WATCH: Crazy Person Brushes a Wild Coyote

by Sean Griffin
(Photo by Wild Horizons/Universal Images Group via Getty Images)

A TikToker posted an ill-advised video of them brushing a wild coyote with a comb.

In the video, the man repeatedly calls the coyote a “stray dog,” and claims he’s always wanted to rescue one. It appears that he’s joking and that he knows the creature is a coyote.

The coyote turns and flashes its teeth multiple times. Even so, the man continues brushing the coyotes fur.

Then, after being brushed for a few moments, the coyote scurries away and cowers against the wall of the house. The animal seems to be visibly shaken. One commenter reported to know the man personally and claimed the man has now adopted the critter, but that’s unverified.

@wo.ze.wo Convincing a coyote to be brushed #fyp #foryou #coyote #brush #funny #wholesome ♬ original sound – wo.ze.wo

Other users took to the comment section to react to the crazy video footage.

“Cute coyote… how did you get him to stay like that?” one person asked.

Another commenter suggested that the animal was hungry. “He probably wants food,” they wrote.

“The stray dog is so happy that’s he’s showing his teeth. I bet he feels so blessed,” another said.

“Playing a dangerous game,” another wrote.

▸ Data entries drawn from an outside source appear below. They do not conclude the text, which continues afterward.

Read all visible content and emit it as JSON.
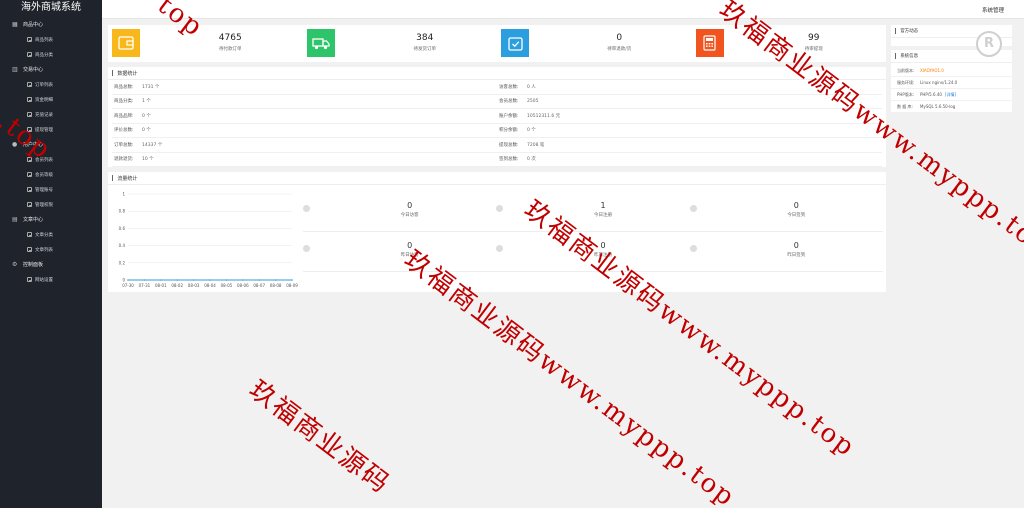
{
  "app": {
    "title": "海外商城系统"
  },
  "topbar": {
    "system_menu": "系统管理"
  },
  "sidebar": {
    "groups": [
      {
        "label": "商品中心",
        "items": [
          {
            "label": "商品列表"
          },
          {
            "label": "商品分类"
          }
        ]
      },
      {
        "label": "交易中心",
        "items": [
          {
            "label": "订单列表"
          },
          {
            "label": "资金明细"
          },
          {
            "label": "充值记录"
          },
          {
            "label": "提现管理"
          }
        ]
      },
      {
        "label": "用户中心",
        "items": [
          {
            "label": "会员列表"
          },
          {
            "label": "会员等级"
          },
          {
            "label": "管理账号"
          },
          {
            "label": "管理权限"
          }
        ]
      },
      {
        "label": "文章中心",
        "items": [
          {
            "label": "文章分类"
          },
          {
            "label": "文章列表"
          }
        ]
      },
      {
        "label": "控制面板",
        "items": [
          {
            "label": "网站设置"
          }
        ]
      }
    ]
  },
  "stats": [
    {
      "value": "4765",
      "label": "待付款订单",
      "color": "#f8b81b"
    },
    {
      "value": "384",
      "label": "待发货订单",
      "color": "#2ec46a"
    },
    {
      "value": "0",
      "label": "待审退款/货",
      "color": "#2b9ee0"
    },
    {
      "value": "99",
      "label": "待审提现",
      "color": "#f1541e"
    }
  ],
  "data_panel": {
    "title": "数据统计",
    "left": [
      {
        "key": "商品总数:",
        "value": "1731 个"
      },
      {
        "key": "商品分类:",
        "value": "1 个"
      },
      {
        "key": "商品品牌:",
        "value": "0 个"
      },
      {
        "key": "评价总数:",
        "value": "0 个"
      },
      {
        "key": "订单总数:",
        "value": "14337 个"
      },
      {
        "key": "退款退货:",
        "value": "10 个"
      }
    ],
    "right": [
      {
        "key": "访客总数:",
        "value": "0 人"
      },
      {
        "key": "会员总数:",
        "value": "2505"
      },
      {
        "key": "账户余额:",
        "value": "10512311.6 元"
      },
      {
        "key": "积分余额:",
        "value": "0 个"
      },
      {
        "key": "提现总数:",
        "value": "7208 笔"
      },
      {
        "key": "签到总数:",
        "value": "0 次"
      }
    ]
  },
  "traffic_panel": {
    "title": "流量统计",
    "cells": [
      {
        "value": "0",
        "label": "今日访客"
      },
      {
        "value": "1",
        "label": "今日注册"
      },
      {
        "value": "0",
        "label": "今日签到"
      },
      {
        "value": "0",
        "label": "昨日访客"
      },
      {
        "value": "0",
        "label": "昨日注册"
      },
      {
        "value": "0",
        "label": "昨日签到"
      }
    ]
  },
  "chart_data": {
    "type": "line",
    "categories": [
      "07-30",
      "07-31",
      "08-01",
      "08-02",
      "08-03",
      "08-04",
      "08-05",
      "08-06",
      "08-07",
      "08-08",
      "08-09"
    ],
    "series": [
      {
        "values": [
          0,
          0,
          0,
          0,
          0,
          0,
          0,
          0,
          0,
          0,
          0
        ]
      }
    ],
    "ylim": [
      0,
      1
    ],
    "yticks": [
      "0",
      "0.2",
      "0.4",
      "0.6",
      "0.8",
      "1"
    ],
    "grid": true,
    "line_color": "#2b9ee0"
  },
  "right": {
    "news_title": "官方动态",
    "info_title": "系统信息",
    "info": [
      {
        "key": "当前版本:",
        "value": "XIAOYAO1.0"
      },
      {
        "key": "服务环境:",
        "value": "Linux nginx/1.24.0"
      },
      {
        "key": "PHP版本:",
        "value": "PHP/5.6.40",
        "link": "[详情]"
      },
      {
        "key": "数 据 库:",
        "value": "MySQL 5.6.50-log"
      }
    ]
  },
  "watermark": {
    "texts": [
      "玖福商业源码www.myppp.top",
      "玖福商业源码www.myppp.top",
      "玖福商业源码www.myppp.top",
      "玖福商业源码",
      "p.top",
      "top",
      "www.myppp.t"
    ]
  }
}
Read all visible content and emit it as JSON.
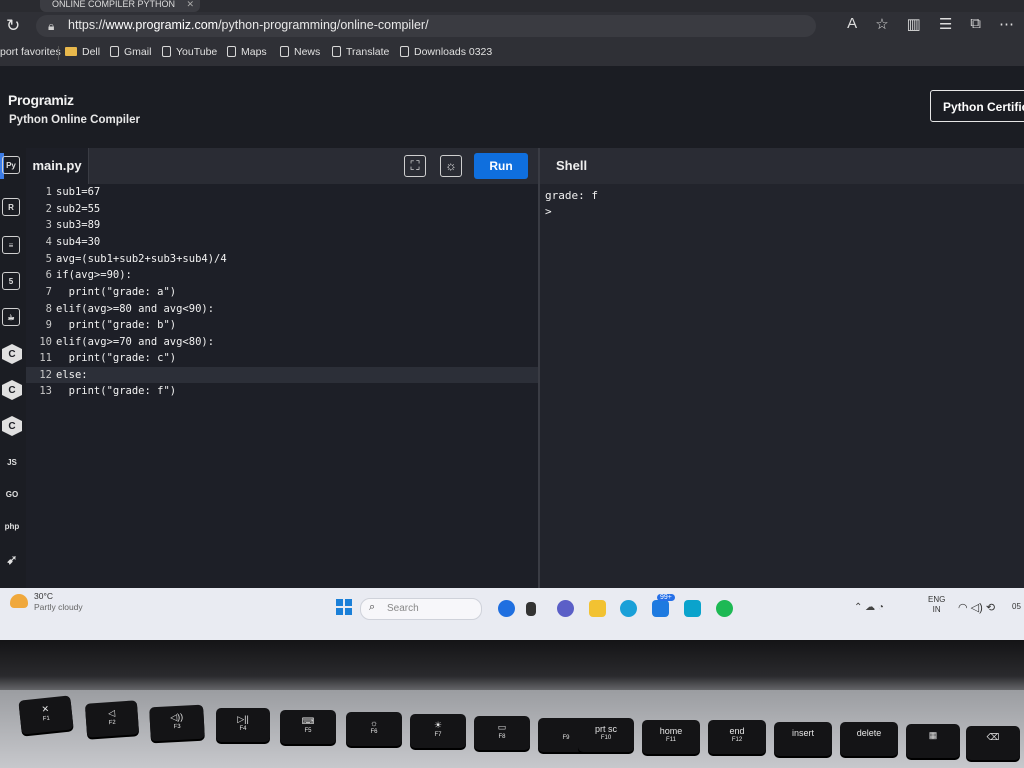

“He was not smiling guy,” one person said, seeming to warn the poster.

“The coyote liked that brush, never felt that kind of treatment. It wanted to be mad tho,” he said.

Coyote Stuck in Car Grille Until Neighbors Call for Help

A woman in Lake County, Illinois hit a coyote with her car, and apparently didn’t stop driving, according to local wildlife officials.

According to Flint Creek Wildlife Rehabilitation’s Facebook post, the collision occurred around 5:00 a.m. on Sunday, September 25, in Lake County, which is about forty miles north of Chicago.

The driver continued home with the coyote stuck in the grille of her car. Reportedly, neighbors then noticed the coyote and called for help.

The Lake County Sheriff’s Office and animal control arrived to the scene to free the coyote. The coyote suffered “significant injuries to his right rear paw.” The animal also had signs of internal injuries, local authorities said.

Wildlife officials said coyotes never act aggressive when rescued. Instead, they normally act scared of rescuers.

“Please always stop when you hit an animal or if you think you might have hit anything!” wildlife experts urged.

Flint Creek Wildlife Rehabilitation also shared a story of a similar situation involving a coyote named “Vern.”

“For those of you who might remember, we had a similar situation many years ago with Vern,” the group wrote in their Facebook post. “Vern was struck by a car and also lodged in the grille. The gentleman drove to work with the coyote in the grille of his car.”

“When he arrived at work, his coworkers told him that there was a fox (which turned out to be a coyote) in the grille of his car. Waukegan Animal Control extricated him and brought him to us for care.”

The group reported terrific news for Vern. “Vern had sustained three broken legs and his rehab was extensive but he made a full recovery and was released months later.”